Despite guidelines that permit CBMWTF centres to work for extra hours and at places where CBMWTFs are not available, they suggest for deep burial of the waste. But if we go according to what experts have to say we are not prepared for worst conditions and hence this can be challenging.
Recent reports have illustrated the dangers of dumping medical waste related to the treatment and containment of the virus:
In Pune, face masks dumped by users in household garbage were being collected by rag pickers, on March 23, 2020. “There is no mechanism for collection and disposal of masks and medical waste generated by more than 2,000 people under home quarantine across the district for having a travel history or showing COVID-19 symptoms,” the report said.
A heap of medical waste was found lying in the open in Delhi’s Sharan Vihar area, on April 1, 2020. Discarded face masks, tunics, gowns, caps and syringes were found in the dump.
Public use of facemasks:
The Ministry of health and family welfare prepared guidelines for using mask which was informed in a press release on 13.03.2020.

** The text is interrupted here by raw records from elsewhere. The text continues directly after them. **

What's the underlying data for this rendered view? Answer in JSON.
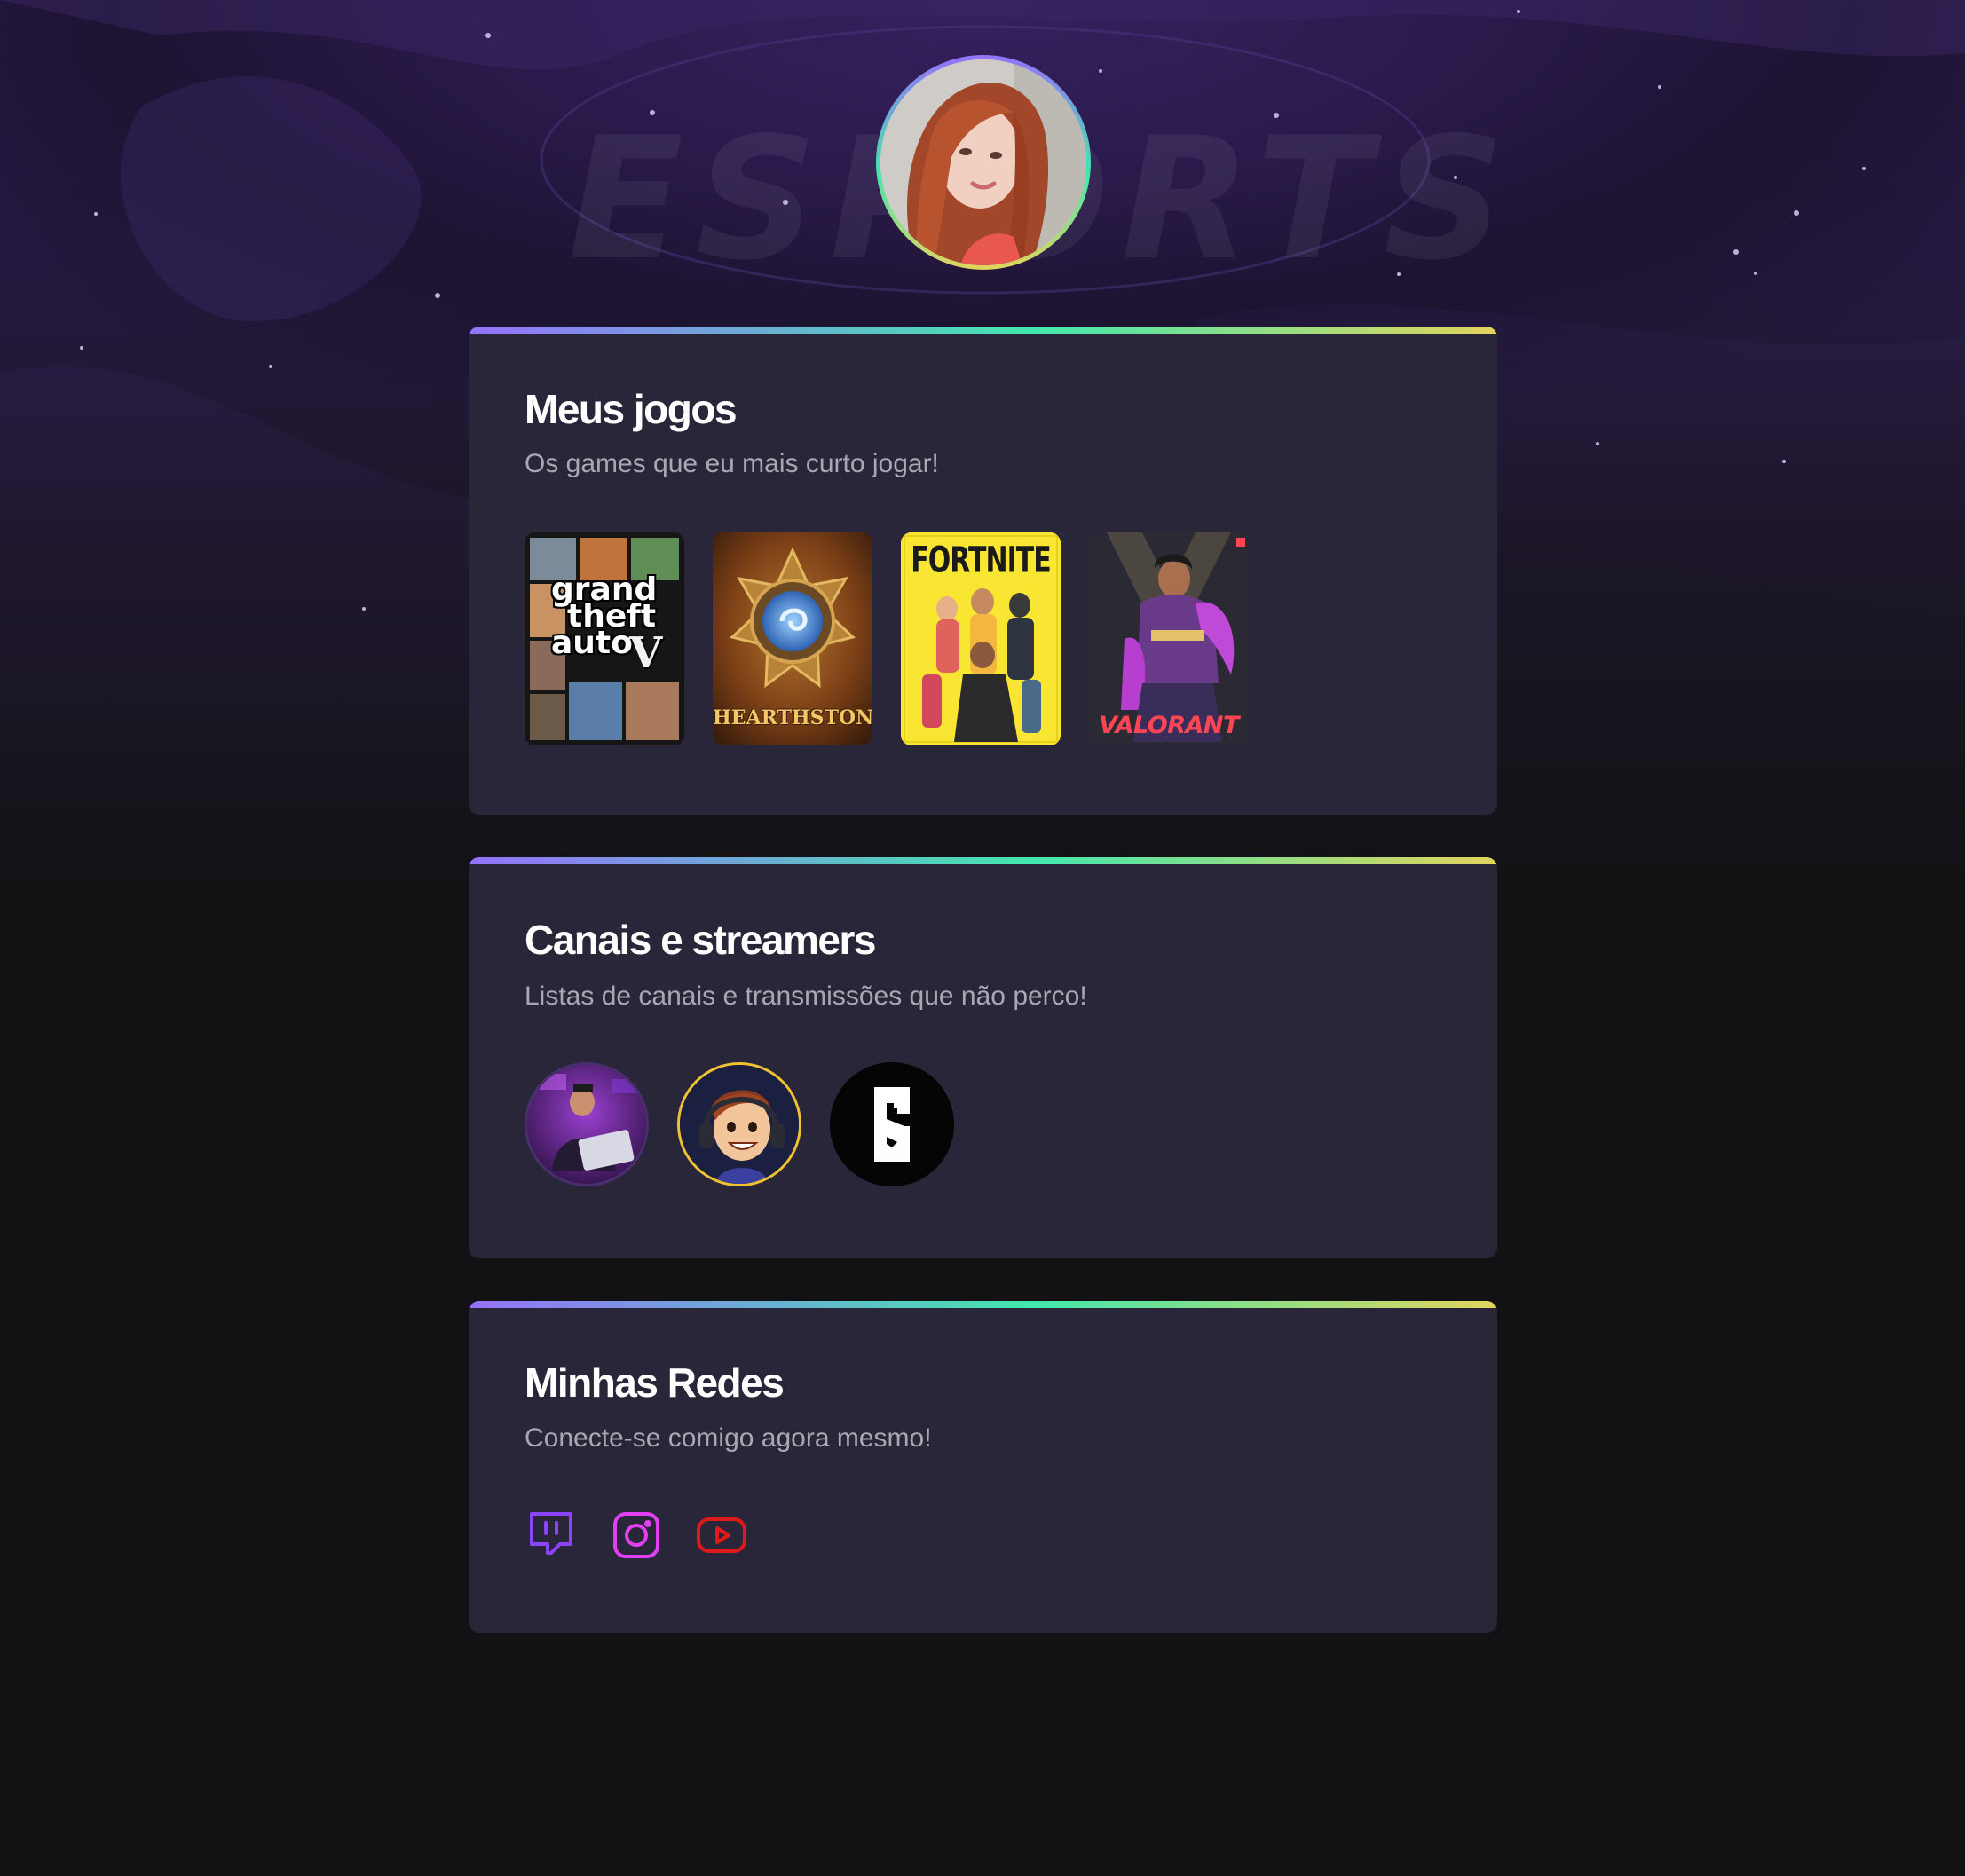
{
  "background": {
    "watermark_text": "ESPORTS",
    "colors": {
      "top": "#2d1c50",
      "bottom": "#121214",
      "accent_gradient": [
        "#9572fc",
        "#43e7ad",
        "#e2d45c"
      ]
    }
  },
  "profile": {
    "avatar_alt": "profile-photo"
  },
  "games_section": {
    "title": "Meus jogos",
    "subtitle": "Os games que eu mais curto jogar!",
    "games": [
      {
        "name": "grand theft auto V",
        "cover_text_lines": [
          "grand",
          "theft",
          "auto"
        ],
        "badge": "V"
      },
      {
        "name": "Hearthstone",
        "cover_text": "HEARTHSTONE"
      },
      {
        "name": "Fortnite",
        "cover_text": "FORTNITE"
      },
      {
        "name": "Valorant",
        "cover_text": "VALORANT"
      }
    ]
  },
  "streamers_section": {
    "title": "Canais e streamers",
    "subtitle": "Listas de canais e transmissões que não perco!",
    "channels": [
      {
        "icon": "streamer-laptop-avatar"
      },
      {
        "icon": "cartoon-headset-avatar"
      },
      {
        "icon": "esports-logo-avatar"
      }
    ]
  },
  "socials_section": {
    "title": "Minhas Redes",
    "subtitle": "Conecte-se comigo agora mesmo!",
    "links": [
      {
        "icon": "twitch-icon",
        "color": "#8b44f7"
      },
      {
        "icon": "instagram-icon",
        "color": "#e23ef2"
      },
      {
        "icon": "youtube-icon",
        "color": "#e01919"
      }
    ]
  }
}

The cities of Mumbai and Delhi made it mandatory for anyone in public from 9th April 2020.
Looking at the current situation it is mandatory in almost all cities to wear mask when you go outside your house, if not practiced strict judicial actions will be taken.
The biggest risk posed by these masks is that it could have been used by possibly infected but asymptomatic persons and hence potentially highly infectious. This forms risks of community spread in general and pose grave dangers for sanitary workers and stray animals. People using facemasks, tissues and other essentials in hotspot areas can pose a major threat, coming in contact with this waste can lead to step in community spread, hence this waste should be segregated.
How to address disposal issue?
Public awareness regarding handling and proper disposal methods which include efforts of local media and TV channels, letting people understand the dangers of it is must through social media. For the waste management system to respond effectively we need cooperation from corporate sector, nongovernmental organizations, hospital administrations, pollution control boards and common people. This collaboration can help us deal with ground level problems like data collection, shortage of PPEs for rag pickers and sanitation workers, help us manage household generated BMW and keep a track of it and also many other problems .
As per my knowledge and thorough study I would like to suggest a feasible solution for one of the problem stated above. It is to keep a large yellow coloured container named as Household biomedical Waste Collector (HBMWC) in a garbage collection van to specially dispose of BMW generated at house which contains single used facemasks, tissues and other essentials which can contribute in spreading the virus. The reason to do this is it can be easy for sanitary workers to segregate at source and collect the waste in the container. Additional advantage is this can be a public awareness drive done with minimum expenses which will aware people for disposing the generated household BMW separately.
Now understanding the surge in production of masks, use of reusable cloth masks is considered as an alternative solution for people who are healthy. Looking at it from waste point of view this alternative can efficiently reduce the waste because it is reusable so it can be washed in hot water and soap, well dried before reusing as per the guidelines given by Ministry of health and family welfareAbout the Author Ojas Mali is an Environmental engineer from KIT’s college of engineering Kolhapur, Maharashtra. His passion for understanding the vivid & fascinating concept of Microplastics eventually developed as a research topic over the years. Currently, he is working on Identification and removal of water sources from the Kolhapur region in Maharashtra, India. His hobbies include portraying stories through photographs, reading books, traveling as well as creating awareness about plastic pollution. You can write to firstname.lastname@example.org.